**TASK STATEMENT**
Below are the records. Gather each line that holds "label".

**RAW DATA**
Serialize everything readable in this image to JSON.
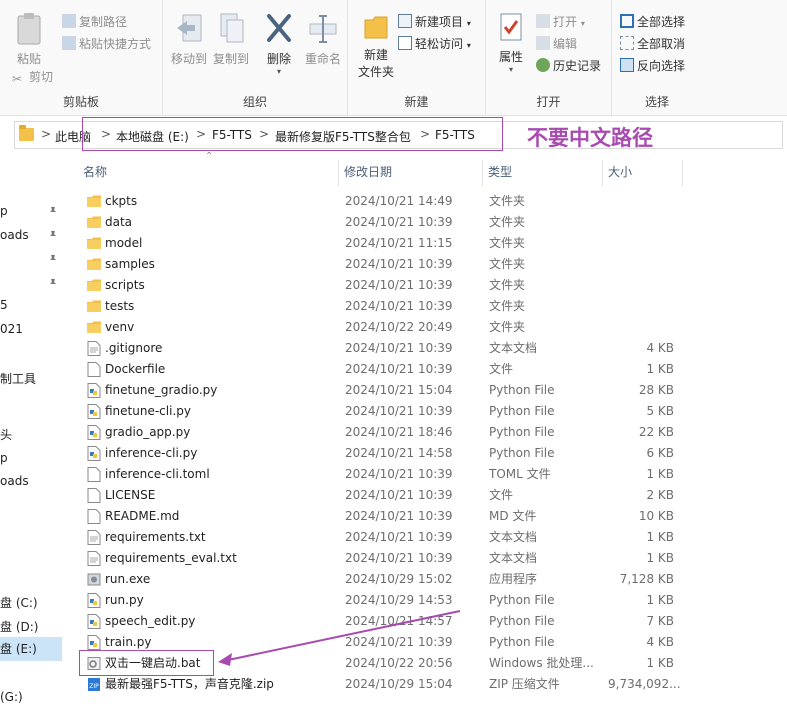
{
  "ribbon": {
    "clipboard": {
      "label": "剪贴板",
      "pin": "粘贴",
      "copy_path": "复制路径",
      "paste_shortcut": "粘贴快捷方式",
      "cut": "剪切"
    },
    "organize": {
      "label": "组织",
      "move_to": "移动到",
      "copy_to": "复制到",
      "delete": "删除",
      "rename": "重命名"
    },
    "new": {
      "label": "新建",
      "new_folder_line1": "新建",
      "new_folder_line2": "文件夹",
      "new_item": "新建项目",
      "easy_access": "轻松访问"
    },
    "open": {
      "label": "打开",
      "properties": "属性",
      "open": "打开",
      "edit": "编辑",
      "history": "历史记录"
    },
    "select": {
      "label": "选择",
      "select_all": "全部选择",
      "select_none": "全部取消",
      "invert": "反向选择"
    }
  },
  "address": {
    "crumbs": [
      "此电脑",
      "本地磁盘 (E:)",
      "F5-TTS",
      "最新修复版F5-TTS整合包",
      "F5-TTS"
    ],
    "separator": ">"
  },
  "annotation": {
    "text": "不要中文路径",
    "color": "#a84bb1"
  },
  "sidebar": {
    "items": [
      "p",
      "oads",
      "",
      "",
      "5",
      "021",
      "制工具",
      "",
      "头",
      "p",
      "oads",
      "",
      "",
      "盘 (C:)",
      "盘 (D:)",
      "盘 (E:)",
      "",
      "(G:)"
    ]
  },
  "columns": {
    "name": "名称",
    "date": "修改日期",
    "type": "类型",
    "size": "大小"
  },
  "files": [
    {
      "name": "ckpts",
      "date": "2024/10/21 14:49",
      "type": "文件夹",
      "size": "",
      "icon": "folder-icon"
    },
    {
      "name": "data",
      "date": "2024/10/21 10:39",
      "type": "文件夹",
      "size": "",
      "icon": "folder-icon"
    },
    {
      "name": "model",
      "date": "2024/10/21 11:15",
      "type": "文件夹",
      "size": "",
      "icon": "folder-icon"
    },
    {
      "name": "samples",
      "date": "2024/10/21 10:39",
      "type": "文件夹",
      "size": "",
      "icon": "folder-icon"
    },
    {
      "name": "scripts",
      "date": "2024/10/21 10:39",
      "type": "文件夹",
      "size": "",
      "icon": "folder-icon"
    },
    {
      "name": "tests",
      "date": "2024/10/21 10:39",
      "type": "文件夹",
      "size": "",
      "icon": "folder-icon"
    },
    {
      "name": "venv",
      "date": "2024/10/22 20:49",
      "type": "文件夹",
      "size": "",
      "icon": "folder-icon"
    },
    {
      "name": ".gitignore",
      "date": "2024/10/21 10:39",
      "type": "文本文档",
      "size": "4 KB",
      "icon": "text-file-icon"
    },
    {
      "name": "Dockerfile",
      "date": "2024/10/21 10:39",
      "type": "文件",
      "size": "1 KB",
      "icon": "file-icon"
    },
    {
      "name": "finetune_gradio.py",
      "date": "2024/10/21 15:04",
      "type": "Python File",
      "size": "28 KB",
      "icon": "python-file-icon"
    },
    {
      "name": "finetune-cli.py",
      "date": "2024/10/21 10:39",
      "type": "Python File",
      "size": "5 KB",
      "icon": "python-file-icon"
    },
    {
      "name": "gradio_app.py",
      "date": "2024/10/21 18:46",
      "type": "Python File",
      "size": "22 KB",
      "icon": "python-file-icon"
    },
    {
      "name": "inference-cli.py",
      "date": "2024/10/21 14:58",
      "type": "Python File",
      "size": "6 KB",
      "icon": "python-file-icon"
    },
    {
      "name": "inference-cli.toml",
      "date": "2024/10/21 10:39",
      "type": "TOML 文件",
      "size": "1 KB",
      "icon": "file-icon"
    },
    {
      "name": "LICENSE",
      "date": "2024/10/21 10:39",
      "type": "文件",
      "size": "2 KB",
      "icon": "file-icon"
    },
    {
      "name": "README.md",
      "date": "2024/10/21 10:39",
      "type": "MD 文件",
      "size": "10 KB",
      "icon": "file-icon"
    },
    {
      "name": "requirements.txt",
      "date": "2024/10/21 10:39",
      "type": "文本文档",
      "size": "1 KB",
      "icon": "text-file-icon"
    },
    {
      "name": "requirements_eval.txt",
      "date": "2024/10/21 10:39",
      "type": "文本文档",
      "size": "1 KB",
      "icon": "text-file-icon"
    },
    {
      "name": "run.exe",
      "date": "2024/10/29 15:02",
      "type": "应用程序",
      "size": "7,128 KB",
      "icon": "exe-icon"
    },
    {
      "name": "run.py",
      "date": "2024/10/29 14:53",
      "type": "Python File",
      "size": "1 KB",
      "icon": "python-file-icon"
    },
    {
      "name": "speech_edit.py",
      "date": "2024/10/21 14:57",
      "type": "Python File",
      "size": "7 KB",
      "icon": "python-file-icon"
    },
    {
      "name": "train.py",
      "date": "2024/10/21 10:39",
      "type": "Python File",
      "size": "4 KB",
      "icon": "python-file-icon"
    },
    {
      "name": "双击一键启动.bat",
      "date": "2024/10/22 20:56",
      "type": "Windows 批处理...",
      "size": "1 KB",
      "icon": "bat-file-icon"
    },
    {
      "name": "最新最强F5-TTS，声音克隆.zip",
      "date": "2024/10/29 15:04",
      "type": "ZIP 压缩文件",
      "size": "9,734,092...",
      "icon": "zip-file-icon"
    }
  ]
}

**ANSWER BOX**
      "label": "剪贴板",
      "label": "组织",
      "label": "新建",
      "label": "打开",
      "label": "选择",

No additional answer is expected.